In a series we started on International Women’s Day 2020, Business Forward explores modern-day obstacles to women leading successful businesses and happy, functional families.
In part two of our series, we speak with parentpreneur Dr. K.R. Maalathi, founder and CEO of the India-based Auuro Educational Services. 30 years ago, her professional life began as a teacher but due to strenuous circumstances she could not avoid, Maalathi felt she had no choice but to start her own business to achieve economic independence. Even today, she describes herself as a teacher.
Interview conducted at the Women Economic Forum (WEF), hosted in Cairo, between March 4 and 9, 2020.
Describe your own experiences of balancing motherhood and starting and running your own business.
That is a beautiful question in the sense that you know it has been a big struggle. I did not start as an entrepreneur. My career started as a teacher. Certain situations in my life pushed me to be an entrepreneur. At one point in time I lost everything, and I needed to be economically independent to take care of my family, especially my daughter and her education. I needed more money which could not come from the teaching and working in a school. I had to think of other ways where I could actually [be economically independent]. I was looking back at my strengths. I realized that education is the only thing which I know.
I was good at setting up schools. I was good at training teachers and then I was good at organizing exchange programs between schools. Introspection pushed me to start a company and that helped to become what I am here today.
In your opinion, what are the key obstacles to women choosing to become both mothers and entrepreneurs? To what extent do women have to choose between one or the other?
As a woman, it is actually a difficult question to answer. If given an option, most women prefer to be at home taking care of the family. But the kind of women whom I have observed over 40 years including my mom, my aunt and myself love to take care of people, and at the same time, they also like to be productive and contributing to society. It is difficult for us to strike a balance but if you do not get the needed support from the family per se, especially the men in the family, if they do not support us, it is going to be a difficult choice.

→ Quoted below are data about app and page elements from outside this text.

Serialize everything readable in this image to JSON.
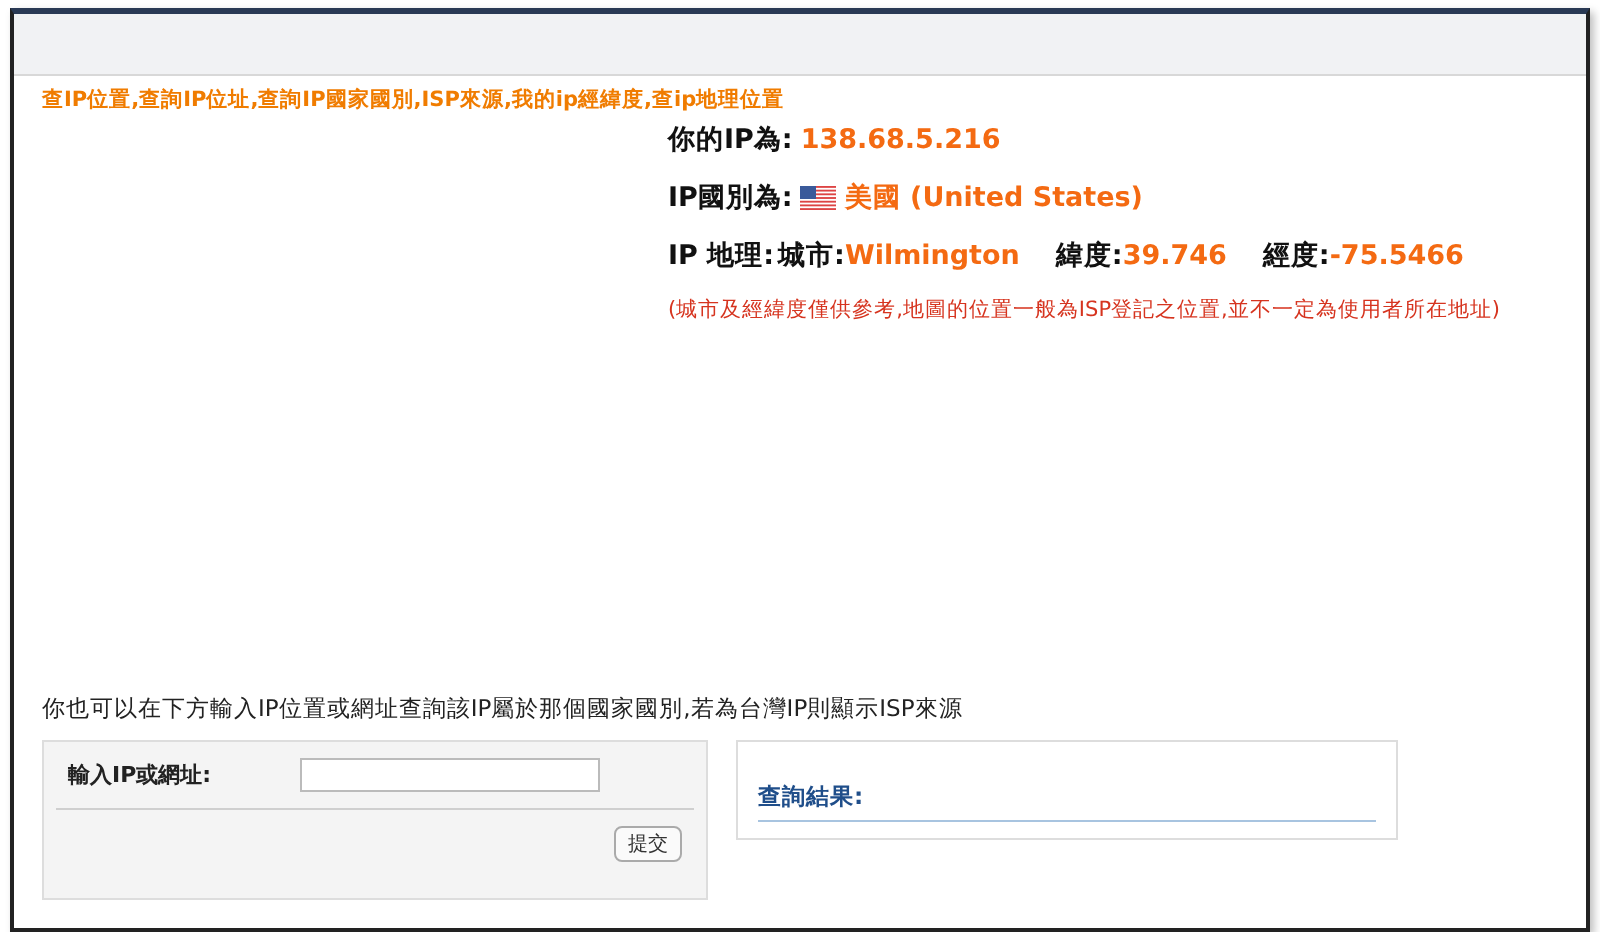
{
  "header_text": "查IP位置,查詢IP位址,查詢IP國家國別,ISP來源,我的ip經緯度,查ip地理位置",
  "ip_info": {
    "ip": {
      "label": "你的IP為:",
      "value": "138.68.5.216"
    },
    "country": {
      "label": "IP國別為:",
      "value": "美國 (United States)"
    },
    "geo": {
      "label": "IP 地理:",
      "city_label": "城市:",
      "city": "Wilmington",
      "lat_label": "緯度:",
      "lat": "39.746",
      "lon_label": "經度:",
      "lon": "-75.5466"
    },
    "note": "(城市及經緯度僅供參考,地圖的位置一般為ISP登記之位置,並不一定為使用者所在地址)"
  },
  "lookup": {
    "intro": "你也可以在下方輸入IP位置或網址查詢該IP屬於那個國家國別,若為台灣IP則顯示ISP來源",
    "input_label": "輸入IP或網址:",
    "submit": "提交"
  },
  "result": {
    "label": "查詢結果:"
  }
}
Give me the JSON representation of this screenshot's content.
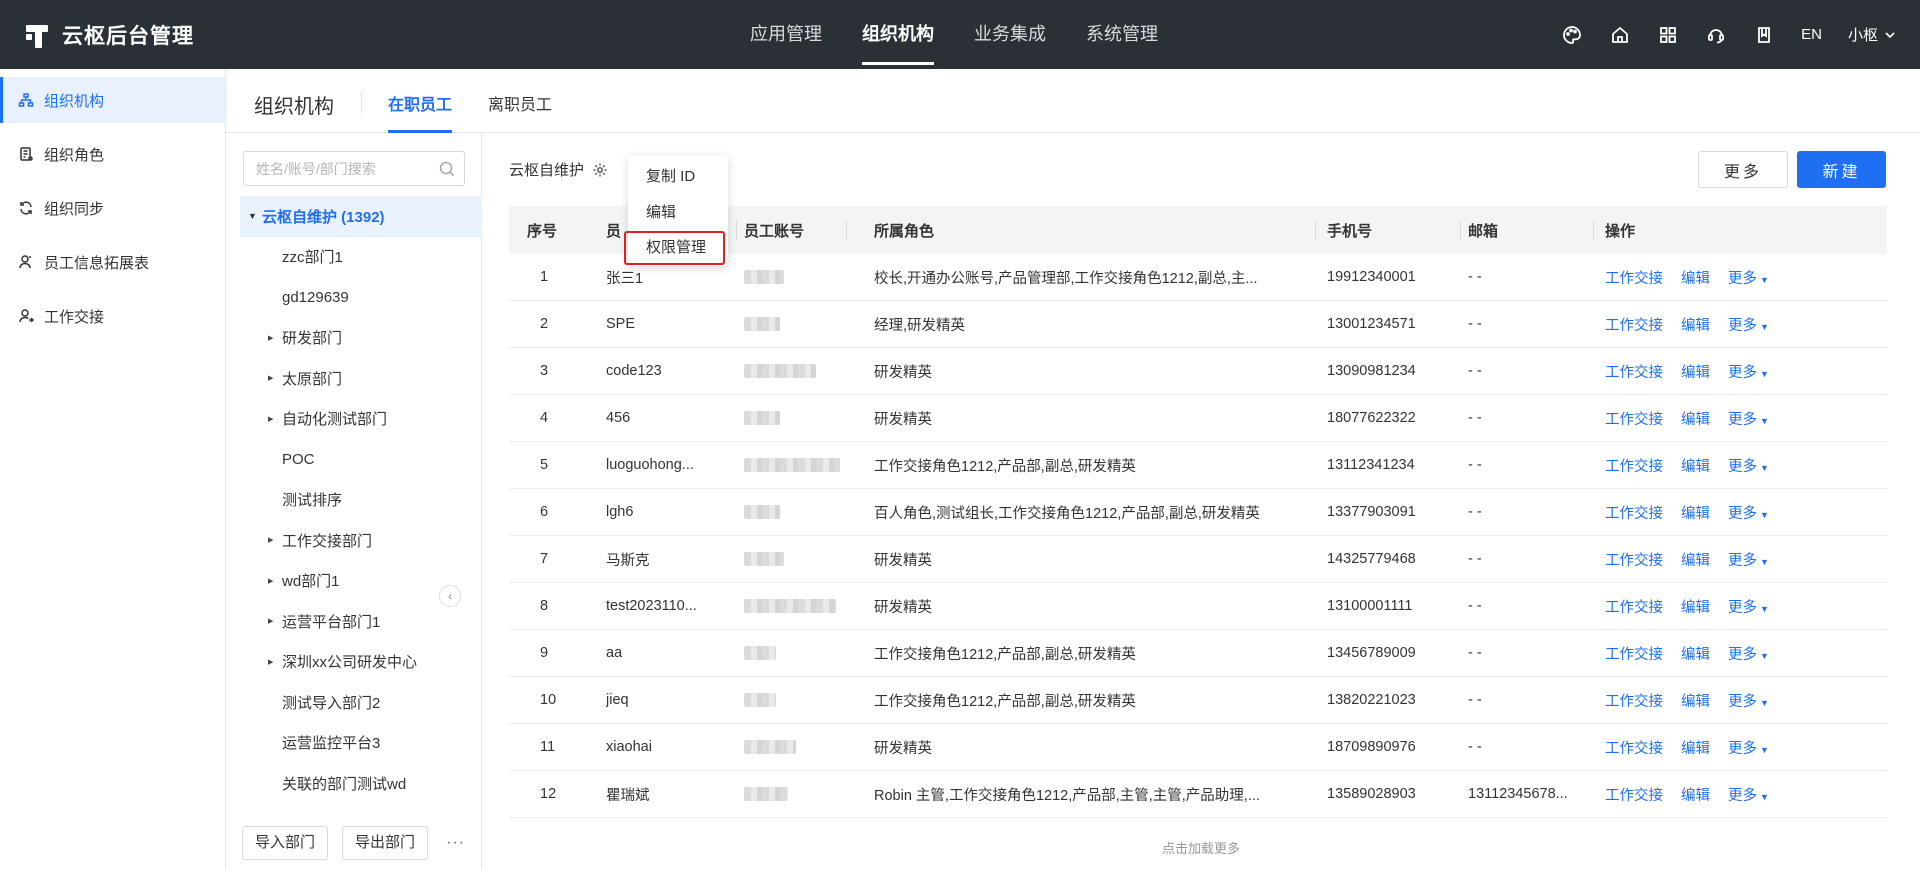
{
  "app": {
    "title": "云枢后台管理"
  },
  "topnav": [
    {
      "label": "应用管理"
    },
    {
      "label": "组织机构"
    },
    {
      "label": "业务集成"
    },
    {
      "label": "系统管理"
    }
  ],
  "topright": {
    "icons": [
      "palette-icon",
      "home-icon",
      "apps-grid-icon",
      "headset-icon",
      "book-icon"
    ],
    "language": "EN",
    "user": "小枢"
  },
  "sidebar": {
    "items": [
      {
        "label": "组织机构",
        "icon": "org-tree-icon"
      },
      {
        "label": "组织角色",
        "icon": "role-icon"
      },
      {
        "label": "组织同步",
        "icon": "sync-icon"
      },
      {
        "label": "员工信息拓展表",
        "icon": "user-icon"
      },
      {
        "label": "工作交接",
        "icon": "handover-icon"
      }
    ]
  },
  "page": {
    "title": "组织机构",
    "tabs": [
      {
        "label": "在职员工"
      },
      {
        "label": "离职员工"
      }
    ]
  },
  "dept": {
    "search_placeholder": "姓名/账号/部门搜索",
    "root": "云枢自维护 (1392)",
    "children": [
      {
        "label": "zzc部门1",
        "expandable": false
      },
      {
        "label": "gd129639",
        "expandable": false
      },
      {
        "label": "研发部门",
        "expandable": true
      },
      {
        "label": "太原部门",
        "expandable": true
      },
      {
        "label": "自动化测试部门",
        "expandable": true
      },
      {
        "label": "POC",
        "expandable": false
      },
      {
        "label": "测试排序",
        "expandable": false
      },
      {
        "label": "工作交接部门",
        "expandable": true
      },
      {
        "label": "wd部门1",
        "expandable": true
      },
      {
        "label": "运营平台部门1",
        "expandable": true
      },
      {
        "label": "深圳xx公司研发中心",
        "expandable": true
      },
      {
        "label": "测试导入部门2",
        "expandable": false
      },
      {
        "label": "运营监控平台3",
        "expandable": false
      },
      {
        "label": "关联的部门测试wd",
        "expandable": false
      }
    ],
    "footer": {
      "import": "导入部门",
      "export": "导出部门",
      "more": "···"
    }
  },
  "main": {
    "breadcrumb": "云枢自维护",
    "more_button": "更多",
    "new_button": "新建",
    "columns": [
      "序号",
      "员",
      "员工账号",
      "所属角色",
      "手机号",
      "邮箱",
      "操作"
    ],
    "rows": [
      {
        "no": "1",
        "name": "张三1",
        "roles": "校长,开通办公账号,产品管理部,工作交接角色1212,副总,主...",
        "phone": "19912340001",
        "email": "- -",
        "acct_w": 40
      },
      {
        "no": "2",
        "name": "SPE",
        "roles": "经理,研发精英",
        "phone": "13001234571",
        "email": "- -",
        "acct_w": 36
      },
      {
        "no": "3",
        "name": "code123",
        "roles": "研发精英",
        "phone": "13090981234",
        "email": "- -",
        "acct_w": 72
      },
      {
        "no": "4",
        "name": "456",
        "roles": "研发精英",
        "phone": "18077622322",
        "email": "- -",
        "acct_w": 36
      },
      {
        "no": "5",
        "name": "luoguohong...",
        "roles": "工作交接角色1212,产品部,副总,研发精英",
        "phone": "13112341234",
        "email": "- -",
        "acct_w": 96
      },
      {
        "no": "6",
        "name": "lgh6",
        "roles": "百人角色,测试组长,工作交接角色1212,产品部,副总,研发精英",
        "phone": "13377903091",
        "email": "- -",
        "acct_w": 36
      },
      {
        "no": "7",
        "name": "马斯克",
        "roles": "研发精英",
        "phone": "14325779468",
        "email": "- -",
        "acct_w": 40
      },
      {
        "no": "8",
        "name": "test2023110...",
        "roles": "研发精英",
        "phone": "13100001111",
        "email": "- -",
        "acct_w": 92
      },
      {
        "no": "9",
        "name": "aa",
        "roles": "工作交接角色1212,产品部,副总,研发精英",
        "phone": "13456789009",
        "email": "- -",
        "acct_w": 32
      },
      {
        "no": "10",
        "name": "jieq",
        "roles": "工作交接角色1212,产品部,副总,研发精英",
        "phone": "13820221023",
        "email": "- -",
        "acct_w": 32
      },
      {
        "no": "11",
        "name": "xiaohai",
        "roles": "研发精英",
        "phone": "18709890976",
        "email": "- -",
        "acct_w": 52
      },
      {
        "no": "12",
        "name": "瞿瑞斌",
        "roles": "Robin 主管,工作交接角色1212,产品部,主管,主管,产品助理,...",
        "phone": "13589028903",
        "email": "13112345678...",
        "acct_w": 44
      }
    ],
    "actions": {
      "handover": "工作交接",
      "edit": "编辑",
      "more": "更多"
    },
    "load_more": "点击加载更多"
  },
  "dropdown": {
    "items": [
      "复制 ID",
      "编辑",
      "权限管理"
    ],
    "highlight_color": "#e0201c"
  },
  "colors": {
    "accent": "#1f6ff2",
    "topbar": "#2b2f36"
  }
}
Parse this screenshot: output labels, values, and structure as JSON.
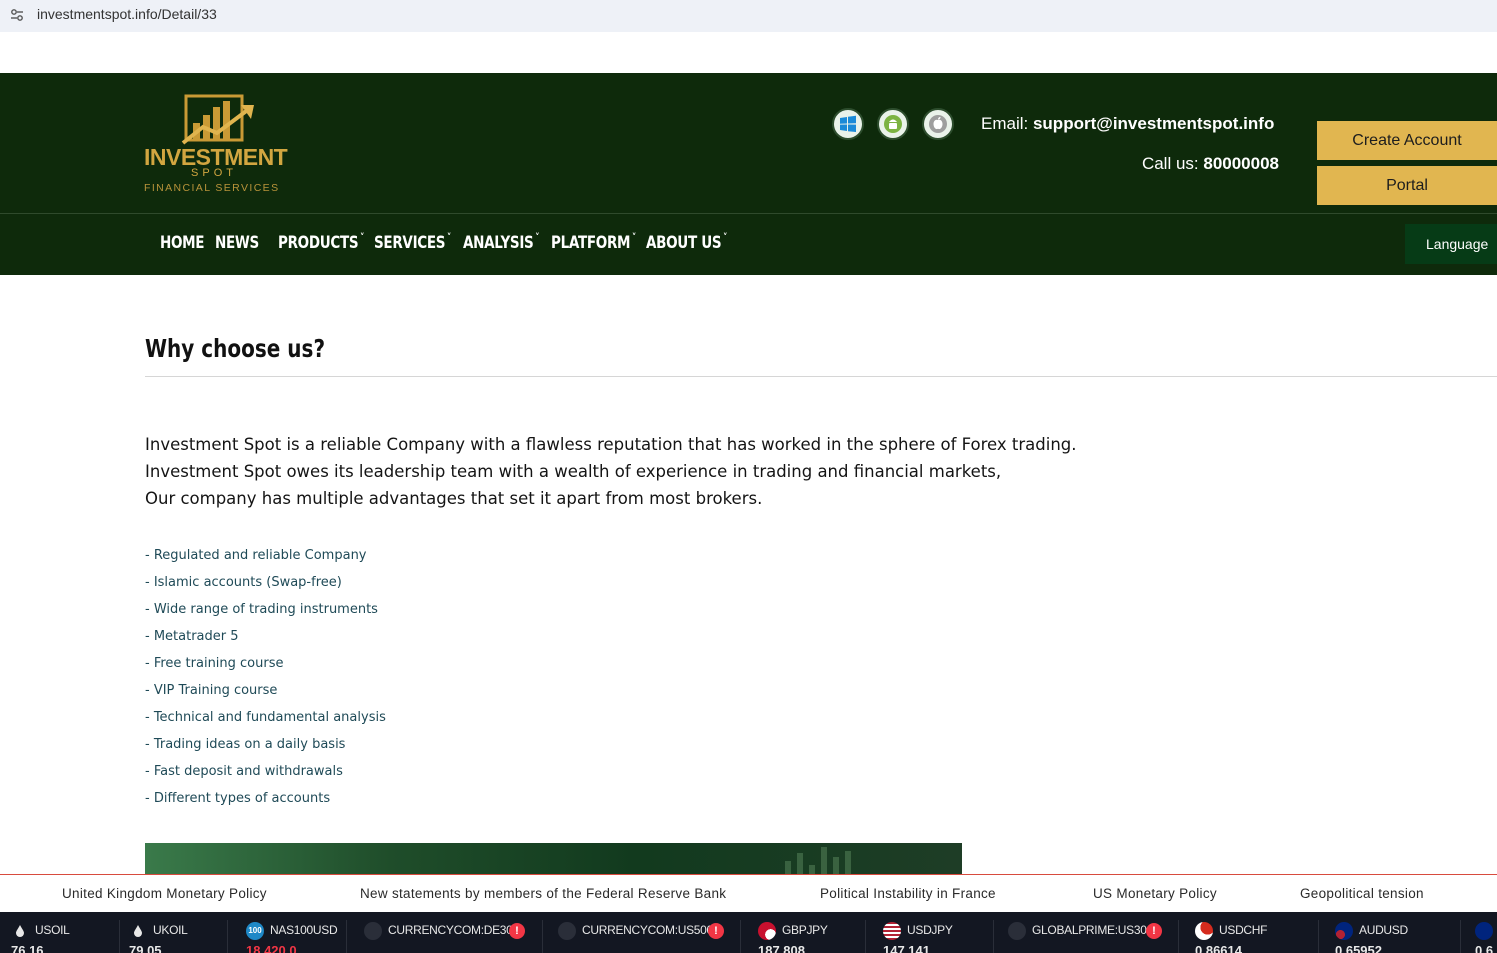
{
  "browser": {
    "url": "investmentspot.info/Detail/33"
  },
  "header": {
    "logo": {
      "brand": "INVESTMENT",
      "sub": "SPOT",
      "tagline": "FINANCIAL SERVICES"
    },
    "platform_icons": [
      "windows-icon",
      "android-icon",
      "apple-icon"
    ],
    "email_label": "Email:",
    "email_value": "support@investmentspot.info",
    "call_label": "Call us:",
    "call_value": "80000008",
    "create_account_label": "Create Account",
    "portal_label": "Portal"
  },
  "nav": {
    "items": [
      {
        "label": "HOME"
      },
      {
        "label": "NEWS"
      },
      {
        "label": "PRODUCTS"
      },
      {
        "label": "SERVICES"
      },
      {
        "label": "ANALYSIS"
      },
      {
        "label": "PLATFORM"
      },
      {
        "label": "ABOUT US"
      }
    ],
    "caret": "˅",
    "language_label": "Language"
  },
  "main": {
    "title": "Why choose us?",
    "intro": [
      "Investment Spot is a reliable Company with a flawless reputation that has worked in the sphere of Forex trading.",
      "Investment Spot owes its leadership team with a wealth of experience in trading and financial markets,",
      "Our company has multiple advantages that set it apart from most brokers."
    ],
    "features": [
      "- Regulated and reliable Company",
      "- Islamic accounts (Swap-free)",
      "- Wide range of trading instruments",
      "- Metatrader 5",
      "- Free training course",
      "- VIP Training course",
      "- Technical and fundamental analysis",
      "- Trading ideas on a daily basis",
      "- Fast deposit and withdrawals",
      "- Different types of accounts"
    ]
  },
  "news_ticker": [
    "United Kingdom Monetary Policy",
    "New statements by members of the Federal Reserve Bank",
    "Political Instability in France",
    "US Monetary Policy",
    "Geopolitical tension"
  ],
  "quotes": [
    {
      "symbol": "USOIL",
      "value": "76.16",
      "icon": "oil-drop-icon",
      "icon_color": "#2a2e39",
      "direction": "up",
      "warning": false
    },
    {
      "symbol": "UKOIL",
      "value": "79.05",
      "icon": "oil-drop-icon",
      "icon_color": "#2a2e39",
      "direction": "up",
      "warning": false
    },
    {
      "symbol": "NAS100USD",
      "value": "18,420.0",
      "icon": "nas100-badge-icon",
      "icon_color": "#1e88c7",
      "direction": "down",
      "warning": false
    },
    {
      "symbol": "CURRENCYCOM:DE30",
      "value": "",
      "icon": "blank-circle-icon",
      "icon_color": "#2a2e39",
      "direction": "up",
      "warning": true
    },
    {
      "symbol": "CURRENCYCOM:US500",
      "value": "",
      "icon": "blank-circle-icon",
      "icon_color": "#2a2e39",
      "direction": "up",
      "warning": true
    },
    {
      "symbol": "GBPJPY",
      "value": "187.808",
      "icon": "gbp-jpy-flags-icon",
      "icon_color": "#c8102e",
      "direction": "up",
      "warning": false
    },
    {
      "symbol": "USDJPY",
      "value": "147.141",
      "icon": "usd-jpy-flags-icon",
      "icon_color": "#3c3b6e",
      "direction": "up",
      "warning": false
    },
    {
      "symbol": "GLOBALPRIME:US30",
      "value": "",
      "icon": "blank-circle-icon",
      "icon_color": "#2a2e39",
      "direction": "up",
      "warning": true
    },
    {
      "symbol": "USDCHF",
      "value": "0.86614",
      "icon": "usd-chf-flags-icon",
      "icon_color": "#d52b1e",
      "direction": "up",
      "warning": false
    },
    {
      "symbol": "AUDUSD",
      "value": "0.65952",
      "icon": "aud-usd-flags-icon",
      "icon_color": "#00247d",
      "direction": "up",
      "warning": false
    },
    {
      "symbol": "",
      "value": "0.6",
      "icon": "flag-icon",
      "icon_color": "#00247d",
      "direction": "up",
      "warning": false
    }
  ],
  "colors": {
    "header_bg": "#0e2a0b",
    "gold": "#e1b650",
    "language_bg": "#063b16",
    "ticker_bg": "#131722",
    "negative": "#f23645"
  }
}
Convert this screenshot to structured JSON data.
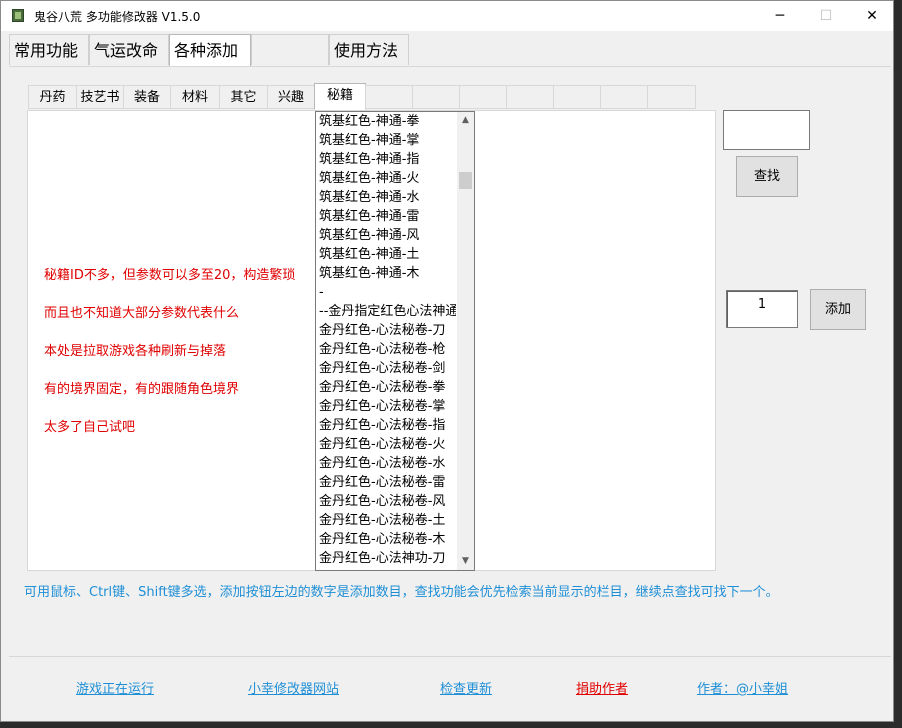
{
  "window": {
    "title": "鬼谷八荒 多功能修改器  V1.5.0",
    "minimize_glyph": "─",
    "maximize_glyph": "☐",
    "close_glyph": "✕"
  },
  "top_tabs": [
    {
      "label": "常用功能"
    },
    {
      "label": "气运改命"
    },
    {
      "label": "各种添加"
    },
    {
      "label": ""
    },
    {
      "label": "使用方法"
    }
  ],
  "sub_tabs": [
    {
      "label": "丹药"
    },
    {
      "label": "技艺书"
    },
    {
      "label": "装备"
    },
    {
      "label": "材料"
    },
    {
      "label": "其它"
    },
    {
      "label": "兴趣"
    },
    {
      "label": "秘籍"
    }
  ],
  "notes": [
    "秘籍ID不多，但参数可以多至20，构造繁琐",
    "而且也不知道大部分参数代表什么",
    "本处是拉取游戏各种刷新与掉落",
    "有的境界固定，有的跟随角色境界",
    "太多了自己试吧"
  ],
  "list_items": [
    "筑基红色-神通-拳",
    "筑基红色-神通-掌",
    "筑基红色-神通-指",
    "筑基红色-神通-火",
    "筑基红色-神通-水",
    "筑基红色-神通-雷",
    "筑基红色-神通-风",
    "筑基红色-神通-土",
    "筑基红色-神通-木",
    "-",
    "--金丹指定红色心法神通",
    "金丹红色-心法秘卷-刀",
    "金丹红色-心法秘卷-枪",
    "金丹红色-心法秘卷-剑",
    "金丹红色-心法秘卷-拳",
    "金丹红色-心法秘卷-掌",
    "金丹红色-心法秘卷-指",
    "金丹红色-心法秘卷-火",
    "金丹红色-心法秘卷-水",
    "金丹红色-心法秘卷-雷",
    "金丹红色-心法秘卷-风",
    "金丹红色-心法秘卷-土",
    "金丹红色-心法秘卷-木",
    "金丹红色-心法神功-刀"
  ],
  "scroll": {
    "up_glyph": "▲",
    "down_glyph": "▼"
  },
  "search": {
    "value": "",
    "button_label": "查找"
  },
  "add": {
    "quantity": "1",
    "button_label": "添加"
  },
  "hint": "可用鼠标、Ctrl键、Shift键多选，添加按钮左边的数字是添加数目，查找功能会优先检索当前显示的栏目，继续点查找可找下一个。",
  "footer": {
    "status": "游戏正在运行",
    "site": "小幸修改器网站",
    "update": "检查更新",
    "donate": "捐助作者",
    "author": "作者：@小幸姐"
  },
  "colors": {
    "note_red": "#e00000",
    "hint_blue": "#1e8fd6",
    "donate_red": "#e00000",
    "link_blue": "#1e8fd6"
  }
}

In the country which I come from, we have a giant family set-up and it is very difficult if we do not get this support from the extended family for us to establish ourselves as career women or as entrepreneurs or professionals. It is important for the women to have the necessary support from the family to strike a balance between family and profession.
When we do that, we also need to be emotionally balanced. [When] that emotional balance is missing, we are lost. When I started, I understood the type of difficulties that I went through. I was not aware about many things, from opening a bank account to filing my taxes because there was always somebody to take care of it. When I started the company, it was difficult for me to get to understand the nuances and the rules. I understood that when I have difficulty as a so-called educated woman, what will happen to the women in [rural areas]? 15 years ago when I started the company, approaching a bank for a loan or filing an income tax was very difficult for women in those days; the fear of not knowing things held the women back so I wanted to break the fear. That’s when I started mentoring many first-generation women entrepreneurs.
When someone like me can learn it, it is possible for anyone to learn it.
Is it possible to be a fully available supportive parent and an entrepreneur running a successful business?
Honestly, no. It is not possible. That is why I said [you need] the support of the family. In my case, I lost many such occasions with my daughter and in my business too. It is very hard to strike a balance between both but we can prioritize. For example, when she has an important event where she definitely needs me, I have to prioritize, cancel my other events and stay calm and not brood about it. At the same time, when I have a very important event, it is important for me to make her understand that it is needed for me to be there. But honestly it was not an easy path. Both your family and your clients cannot be satisfied at the same time.
To what extent do you think privilege plays a part in the opportunities for women to be both mothers and entrepreneurs at the same time?
The time that is at your disposal is the only privilege you get. If you are working for someone else, you have restricted hours and you cannot be flexible in your timings and your financial terms. Being an entrepreneur gives me an edge over the others so I can be flexible in my timing and flexible in terms of demands. I know what my deadlines and financial targets are. I set the targets for myself. That helps me.
What advice would you give to women who want to be both mothers and entrepreneurs?
Understand your passion in the first place. Do you want to be an entrepreneur because you find it comfortable or is it because you want more money at your disposal? Choose a business that will suit your style and where your experience or expertise lies. Learn about the product, its market space and how much of your time and money will be needed. Do a risk analysis.
Being an entrepreneur is as demanding as being a parent. Entrepreneurship is like raising a child and a family. You definitely need to nurture your company as you would do with your child. You need to give your child the needed nutrition, self-reliance and independence to grow their intelligence. Same way when you are an entrepreneur, your venture needs all these components. Nutrition in terms of capital investment. Self-reliance through establishing your mark in society and trusting your business intelligence and acumen to understand where [you] need to work on to move to the next level.
For being a successful mother and an entrepreneur my mantra is “be at a distance but be close enough to be at a distance.”